* DATA PROVIDED
"""

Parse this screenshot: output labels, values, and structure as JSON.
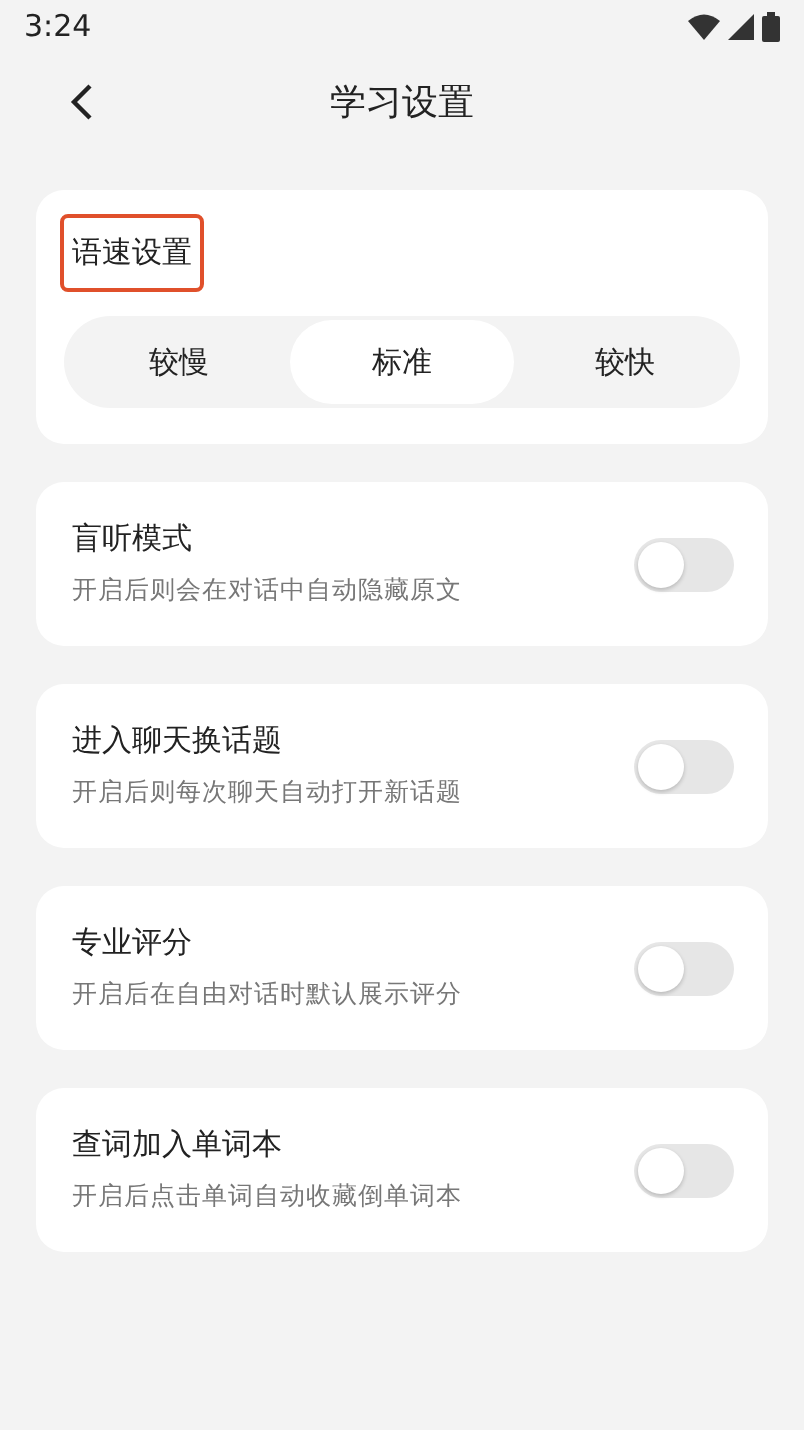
{
  "status_bar": {
    "time": "3:24"
  },
  "header": {
    "title": "学习设置"
  },
  "speed": {
    "title": "语速设置",
    "highlighted": true,
    "options": [
      {
        "label": "较慢",
        "selected": false
      },
      {
        "label": "标准",
        "selected": true
      },
      {
        "label": "较快",
        "selected": false
      }
    ]
  },
  "settings": [
    {
      "title": "盲听模式",
      "description": "开启后则会在对话中自动隐藏原文",
      "on": false
    },
    {
      "title": "进入聊天换话题",
      "description": "开启后则每次聊天自动打开新话题",
      "on": false
    },
    {
      "title": "专业评分",
      "description": "开启后在自由对话时默认展示评分",
      "on": false
    },
    {
      "title": "查词加入单词本",
      "description": "开启后点击单词自动收藏倒单词本",
      "on": false
    }
  ]
}
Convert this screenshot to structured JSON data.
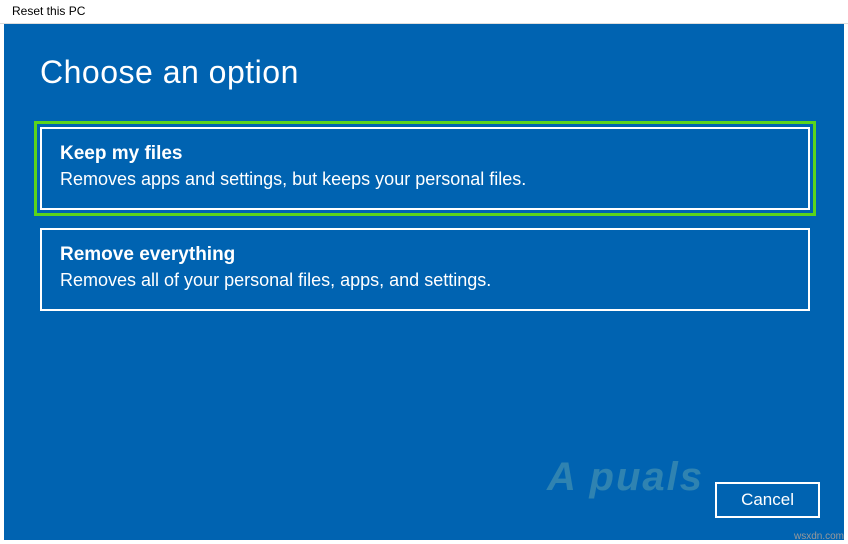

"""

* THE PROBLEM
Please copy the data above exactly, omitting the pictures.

* EXPECTED ANSWER
Parse this screenshot: output labels, values, and structure as JSON.
{
  "status_bar": {
    "time": "3:24"
  },
  "header": {
    "title": "学习设置"
  },
  "speed": {
    "title": "语速设置",
    "highlighted": true,
    "options": [
      {
        "label": "较慢",
        "selected": false
      },
      {
        "label": "标准",
        "selected": true
      },
      {
        "label": "较快",
        "selected": false
      }
    ]
  },
  "settings": [
    {
      "title": "盲听模式",
      "description": "开启后则会在对话中自动隐藏原文",
      "on": false
    },
    {
      "title": "进入聊天换话题",
      "description": "开启后则每次聊天自动打开新话题",
      "on": false
    },
    {
      "title": "专业评分",
      "description": "开启后在自由对话时默认展示评分",
      "on": false
    },
    {
      "title": "查词加入单词本",
      "description": "开启后点击单词自动收藏倒单词本",
      "on": false
    }
  ]
}
Convert this screenshot to structured JSON data.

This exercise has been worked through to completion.